World economic grouping OECD said on Monday the global economy had come out of free fall, offering hope of incipient recovery late this year to investors and markets unnerved by rising U.S. government debt.
The U.S. dollar fell to a 2009 low as fears grew the United States could find itself at risk of being stripped of its triple-A rating, a move that would have wide implications for global investment already throttled by the crisis. Ratings agency S&P stirred concern on Thursday by suggesting Britain could face such a downgrading.
Organization for Economic Cooperation and Development (OECD) head Angel Gurria, clearly moving to dispel fears around investment ratings, told a Madrid conference: A rating cut of the United Kingdom would be inexplicable.
He acknowledged there was a risk the crisis, which began last year with a collapse in the U.S. housing market and is now hitting trade and industry throughout the world, could yet be prolonged without fiscal and credit discipline.
The rate of the slowdown is easing; we're no longer in a free fall, Gurria said.
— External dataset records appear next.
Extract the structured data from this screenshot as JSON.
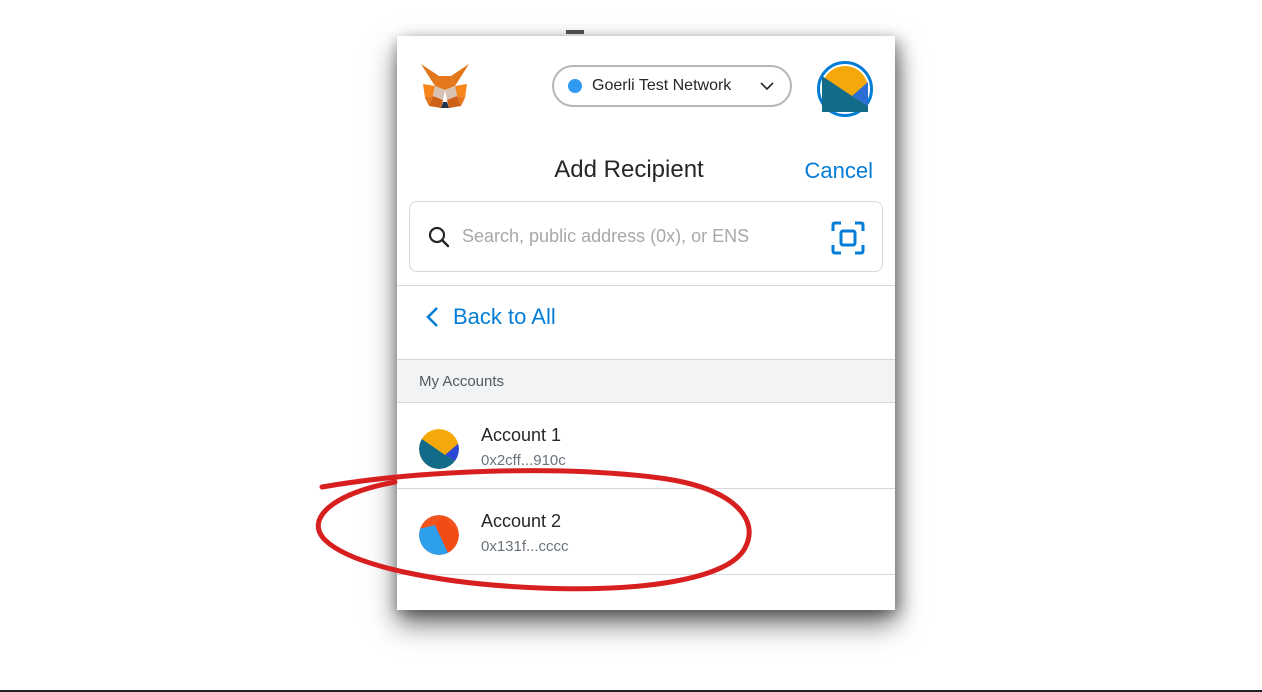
{
  "network": {
    "label": "Goerli Test Network",
    "dot_color": "#3099f2"
  },
  "header": {
    "title": "Add Recipient",
    "cancel_label": "Cancel"
  },
  "search": {
    "placeholder": "Search, public address (0x), or ENS",
    "value": ""
  },
  "nav": {
    "back_label": "Back to All"
  },
  "section": {
    "label": "My Accounts"
  },
  "accounts": [
    {
      "name": "Account 1",
      "address": "0x2cff...910c"
    },
    {
      "name": "Account 2",
      "address": "0x131f...cccc"
    }
  ],
  "icons": {
    "logo": "metamask-fox-icon",
    "network_chevron": "chevron-down-icon",
    "search": "search-icon",
    "scan": "qr-scan-icon",
    "back": "chevron-left-icon"
  },
  "colors": {
    "accent": "#037dd6",
    "annotation": "#d81f1f"
  }
}
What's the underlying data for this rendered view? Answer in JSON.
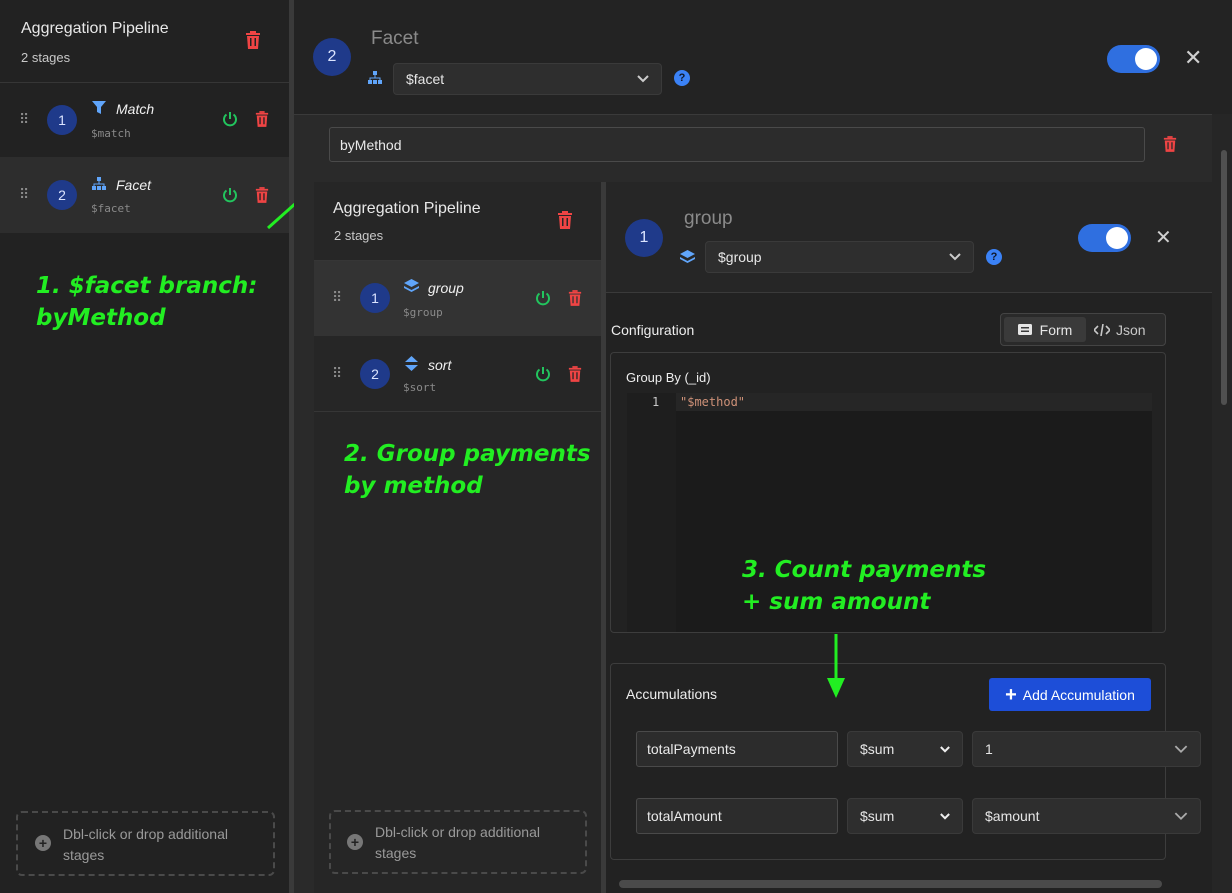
{
  "left": {
    "title": "Aggregation Pipeline",
    "subtitle": "2 stages",
    "stages": [
      {
        "num": "1",
        "name": "Match",
        "op": "$match"
      },
      {
        "num": "2",
        "name": "Facet",
        "op": "$facet"
      }
    ],
    "dropzone": "Dbl-click or drop additional stages"
  },
  "annotations": {
    "note1_line1": "1. $facet branch:",
    "note1_line2": "byMethod",
    "note2_line1": "2. Group payments",
    "note2_line2": "by method",
    "note3_line1": "3. Count payments",
    "note3_line2": "+ sum amount"
  },
  "facet_stage": {
    "num": "2",
    "title": "Facet",
    "operator": "$facet",
    "branch_name": "byMethod"
  },
  "inner": {
    "title": "Aggregation Pipeline",
    "subtitle": "2 stages",
    "stages": [
      {
        "num": "1",
        "name": "group",
        "op": "$group"
      },
      {
        "num": "2",
        "name": "sort",
        "op": "$sort"
      }
    ],
    "dropzone": "Dbl-click or drop additional stages"
  },
  "group_stage": {
    "num": "1",
    "title": "group",
    "operator": "$group",
    "config_label": "Configuration",
    "tab_form": "Form",
    "tab_json": "Json",
    "group_by_label": "Group By (_id)",
    "code_line_no": "1",
    "code_text": "\"$method\"",
    "accum_label": "Accumulations",
    "add_accum": "Add Accumulation",
    "accumulations": [
      {
        "field": "totalPayments",
        "op": "$sum",
        "value": "1"
      },
      {
        "field": "totalAmount",
        "op": "$sum",
        "value": "$amount"
      }
    ]
  }
}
The (stimulus) packages in Europe aren't as big as in the United States, which is why the States is recovering quicker and the crisis is closer to its end.
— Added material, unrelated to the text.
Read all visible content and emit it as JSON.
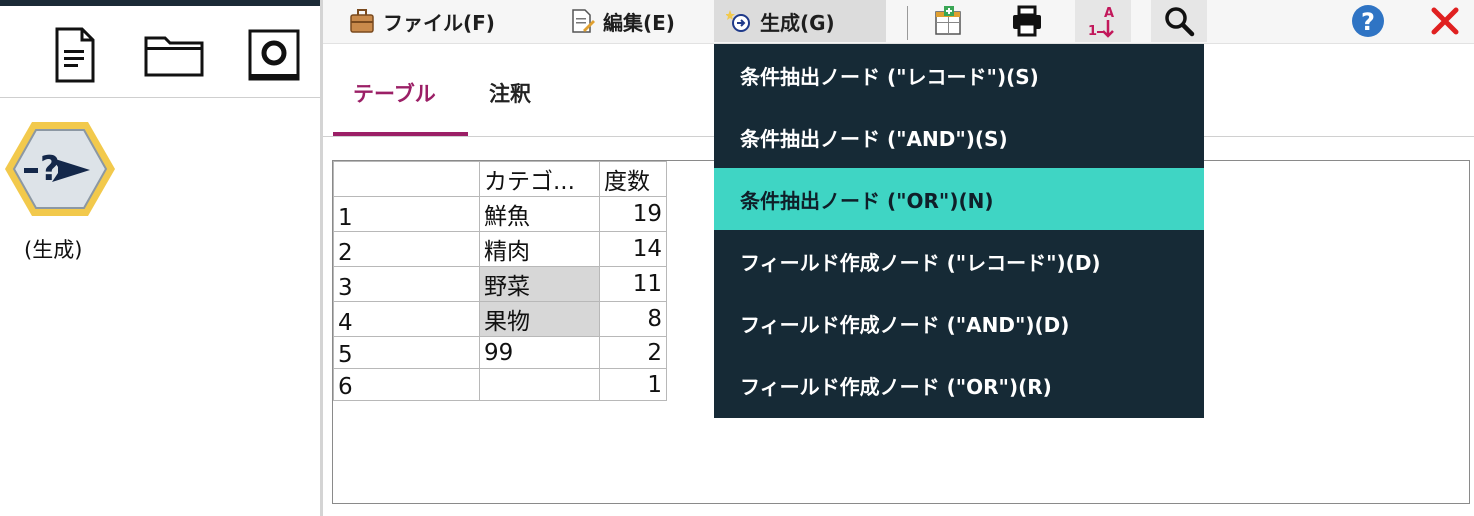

Asked if world output could begin to recover by year end Gurria said: I would say yes, the issue of recovery does not mean that we start to have very clear positive figures but that first the world economy stops contracting.
The scale of U.S. stimulus packages and government debt, however, is causing concern on markets.
Bill Gross, manager of the world's biggest bond fund, warned the United States will eventually lose its top AAA credit rating, a fear already haunting markets and keeping dollar, stocks and bonds under selling pressure.
The United States will face a downgrade in at least three to four years, if that, but the market will recognize the problems before the rating services -- just like it did today, Gross, co-chief investment officer of Pacific Investment Management Co, told Reuters.
Standard & Poor's on Thursday lowered its outlook on Britain to negative from stable, threatening its top AAA rating. Britain faces a one in three chance of a ratings cut as debt approaches 100 percent of gross domestic product.
Stung by the S&P report, the three main U.S. stock indexes closed down more than 1.5 percent on Thursday. On Friday morning the FTSEEurofirst index <.FTEU3> was little changed.
Britain suffered more bad news on Friday, when an official report showed its Gross Domestic Product shrinking 1.9 percent, its sharpest quarterly rate since 1979, in the first three months of the year. The figures served only to underline the acknowledged weakness of the economy and had little market impact.
The global economic crisis continued to make itself felt on the corporate front with British Airways
U.S. Treasury Secretary Timothy Geithner also sounded alarms on the burgeoning budget deficit.
We must get our fiscal house in order or risk having government borrowing crowd out productive private investment, said Geithner in testimony before a congressional panel on Thursday. He said the administration has to make sure its policies help retain confidence in the dollar's value.
My basic obligation is to make sure we put in place policies that sustain confidence in this economy, in our currency, that we sustain a strong dollar, Geithner said.
Japan signaled cautious optimism about prospects for the world's second biggest economy on Friday.
The Bank of Japan upgraded its view on the ailing economy for the first time in almost three years while keeping interest rates on hold, noting that steep declines in exports and output were leveling out.
The pace of deterioration in the Japanese economy will likely moderate and the economy will likely stop deteriorating, the central bank said in a statement. Financial conditions remain severe, although tensions have eased.
Philadelphia Federal Reserve President Charles Plosser warned in a speech on Thursday that the U.S. government's emergency programs for the economy undermined central bank independence and raised the risk of inflation.
When a nation's treasury or finance ministry and its central bank work too closely together, there is a clear risk that the government's spending will end up being financed by the central bank's power to create money, Plosser said.
History shows us that you can get very bad economic outcomes with rapidly rising inflation.
(Reporting by Reuters correspondents worldwide; writing by Ralph Boulton; editing by Andrew Roche)